Look through the records, and wherever the string "false" turns up, copy out that line.
* * * *
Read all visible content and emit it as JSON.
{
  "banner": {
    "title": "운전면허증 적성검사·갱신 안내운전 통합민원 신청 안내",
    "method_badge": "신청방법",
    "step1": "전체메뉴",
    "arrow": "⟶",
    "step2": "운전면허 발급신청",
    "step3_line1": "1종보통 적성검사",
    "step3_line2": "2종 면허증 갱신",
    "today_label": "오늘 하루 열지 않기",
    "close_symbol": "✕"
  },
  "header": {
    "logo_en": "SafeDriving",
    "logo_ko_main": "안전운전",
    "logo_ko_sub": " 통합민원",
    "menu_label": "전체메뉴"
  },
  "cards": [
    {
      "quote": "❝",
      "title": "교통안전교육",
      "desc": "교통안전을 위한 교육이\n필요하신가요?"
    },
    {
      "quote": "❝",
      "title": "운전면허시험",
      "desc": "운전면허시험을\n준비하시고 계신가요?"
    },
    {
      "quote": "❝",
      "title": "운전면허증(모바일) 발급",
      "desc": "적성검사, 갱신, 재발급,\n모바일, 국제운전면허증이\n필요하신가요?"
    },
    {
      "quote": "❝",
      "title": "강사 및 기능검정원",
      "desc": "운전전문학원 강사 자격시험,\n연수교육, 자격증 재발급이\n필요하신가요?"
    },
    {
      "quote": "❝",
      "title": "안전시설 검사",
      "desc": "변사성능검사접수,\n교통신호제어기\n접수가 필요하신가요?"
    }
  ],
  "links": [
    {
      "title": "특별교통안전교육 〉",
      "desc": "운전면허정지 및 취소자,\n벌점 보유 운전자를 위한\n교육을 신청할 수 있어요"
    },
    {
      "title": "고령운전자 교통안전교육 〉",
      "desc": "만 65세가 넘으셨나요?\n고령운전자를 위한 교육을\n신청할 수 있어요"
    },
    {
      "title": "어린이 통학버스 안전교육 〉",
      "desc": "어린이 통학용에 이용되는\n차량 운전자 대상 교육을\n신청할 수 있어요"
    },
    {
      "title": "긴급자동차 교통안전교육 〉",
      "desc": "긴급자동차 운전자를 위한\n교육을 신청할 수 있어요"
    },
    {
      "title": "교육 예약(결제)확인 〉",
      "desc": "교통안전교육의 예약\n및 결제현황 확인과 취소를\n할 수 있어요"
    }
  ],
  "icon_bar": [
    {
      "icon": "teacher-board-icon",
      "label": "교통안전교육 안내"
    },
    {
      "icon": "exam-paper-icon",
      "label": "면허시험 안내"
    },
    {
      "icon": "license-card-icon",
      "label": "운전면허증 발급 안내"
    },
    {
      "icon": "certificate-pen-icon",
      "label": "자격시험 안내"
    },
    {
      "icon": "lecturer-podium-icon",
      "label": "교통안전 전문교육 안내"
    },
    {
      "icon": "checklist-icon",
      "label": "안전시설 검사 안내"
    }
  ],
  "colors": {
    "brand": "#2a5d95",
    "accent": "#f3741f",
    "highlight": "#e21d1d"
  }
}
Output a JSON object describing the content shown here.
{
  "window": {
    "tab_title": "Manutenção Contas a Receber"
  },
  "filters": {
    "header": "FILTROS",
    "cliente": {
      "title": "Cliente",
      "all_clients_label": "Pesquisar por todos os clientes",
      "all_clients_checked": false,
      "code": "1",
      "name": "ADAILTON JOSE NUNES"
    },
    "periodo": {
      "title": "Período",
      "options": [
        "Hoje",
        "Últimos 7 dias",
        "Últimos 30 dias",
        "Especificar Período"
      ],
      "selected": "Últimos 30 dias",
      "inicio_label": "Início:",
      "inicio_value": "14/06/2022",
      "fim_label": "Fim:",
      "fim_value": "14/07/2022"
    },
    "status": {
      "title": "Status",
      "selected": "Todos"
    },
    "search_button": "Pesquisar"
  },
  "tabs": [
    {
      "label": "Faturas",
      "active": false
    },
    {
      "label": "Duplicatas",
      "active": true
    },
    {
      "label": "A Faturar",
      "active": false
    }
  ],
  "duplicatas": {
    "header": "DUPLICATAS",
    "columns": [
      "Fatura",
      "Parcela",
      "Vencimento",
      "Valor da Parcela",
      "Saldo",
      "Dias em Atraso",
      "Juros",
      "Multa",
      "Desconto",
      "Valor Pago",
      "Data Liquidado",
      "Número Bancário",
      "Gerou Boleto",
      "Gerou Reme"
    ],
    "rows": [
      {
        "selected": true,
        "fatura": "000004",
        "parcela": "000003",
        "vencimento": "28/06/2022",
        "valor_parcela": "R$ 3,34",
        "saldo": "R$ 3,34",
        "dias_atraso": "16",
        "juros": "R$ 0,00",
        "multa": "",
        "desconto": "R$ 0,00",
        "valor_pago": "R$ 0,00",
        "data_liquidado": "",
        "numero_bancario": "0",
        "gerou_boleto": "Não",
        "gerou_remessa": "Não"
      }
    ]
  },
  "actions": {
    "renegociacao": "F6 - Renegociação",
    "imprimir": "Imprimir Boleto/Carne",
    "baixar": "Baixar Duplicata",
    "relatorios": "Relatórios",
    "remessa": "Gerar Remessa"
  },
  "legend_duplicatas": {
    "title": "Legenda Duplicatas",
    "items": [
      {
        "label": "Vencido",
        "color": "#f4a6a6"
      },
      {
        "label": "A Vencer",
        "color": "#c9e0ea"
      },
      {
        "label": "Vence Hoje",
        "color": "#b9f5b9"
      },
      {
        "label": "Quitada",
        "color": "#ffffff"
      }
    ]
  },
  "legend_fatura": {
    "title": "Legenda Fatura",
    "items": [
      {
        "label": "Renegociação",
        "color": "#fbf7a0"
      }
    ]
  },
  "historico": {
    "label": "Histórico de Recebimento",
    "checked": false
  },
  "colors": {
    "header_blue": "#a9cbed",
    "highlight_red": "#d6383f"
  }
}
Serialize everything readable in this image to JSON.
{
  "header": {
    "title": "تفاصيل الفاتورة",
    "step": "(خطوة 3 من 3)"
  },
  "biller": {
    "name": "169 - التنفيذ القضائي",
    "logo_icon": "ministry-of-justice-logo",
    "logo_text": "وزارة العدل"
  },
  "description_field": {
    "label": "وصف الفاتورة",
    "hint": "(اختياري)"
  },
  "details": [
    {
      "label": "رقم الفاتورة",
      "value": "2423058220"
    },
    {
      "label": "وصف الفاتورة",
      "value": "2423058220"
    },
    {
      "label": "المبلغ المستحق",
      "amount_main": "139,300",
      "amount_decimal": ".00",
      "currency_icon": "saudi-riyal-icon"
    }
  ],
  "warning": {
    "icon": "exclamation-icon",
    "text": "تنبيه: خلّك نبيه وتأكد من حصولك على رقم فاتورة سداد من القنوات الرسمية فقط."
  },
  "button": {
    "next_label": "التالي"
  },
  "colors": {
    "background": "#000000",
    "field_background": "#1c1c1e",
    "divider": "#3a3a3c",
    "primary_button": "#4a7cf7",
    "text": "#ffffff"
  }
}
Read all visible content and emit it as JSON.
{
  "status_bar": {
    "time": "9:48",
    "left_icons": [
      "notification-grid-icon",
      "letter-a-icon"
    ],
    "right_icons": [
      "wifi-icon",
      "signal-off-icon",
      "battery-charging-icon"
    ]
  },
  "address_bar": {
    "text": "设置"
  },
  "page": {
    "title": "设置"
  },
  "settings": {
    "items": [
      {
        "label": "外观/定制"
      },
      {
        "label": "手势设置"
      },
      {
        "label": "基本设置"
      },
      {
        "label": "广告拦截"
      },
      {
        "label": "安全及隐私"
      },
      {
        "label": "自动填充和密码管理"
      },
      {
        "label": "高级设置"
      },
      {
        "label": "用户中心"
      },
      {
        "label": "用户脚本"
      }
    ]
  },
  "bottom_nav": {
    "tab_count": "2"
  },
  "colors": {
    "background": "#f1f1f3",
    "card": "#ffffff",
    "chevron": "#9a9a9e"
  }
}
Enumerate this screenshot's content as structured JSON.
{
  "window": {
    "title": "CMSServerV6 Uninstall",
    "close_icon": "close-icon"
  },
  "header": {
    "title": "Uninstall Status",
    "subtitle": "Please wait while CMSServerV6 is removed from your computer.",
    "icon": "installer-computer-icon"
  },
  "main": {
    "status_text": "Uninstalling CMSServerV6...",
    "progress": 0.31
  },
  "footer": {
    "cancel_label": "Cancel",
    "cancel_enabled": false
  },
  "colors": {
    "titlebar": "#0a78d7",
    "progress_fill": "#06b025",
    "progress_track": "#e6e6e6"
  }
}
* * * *
▶ Answer section:
      "all_clients_checked": false,
      "active": false
      "active": false
    "checked": false
    "cancel_enabled": false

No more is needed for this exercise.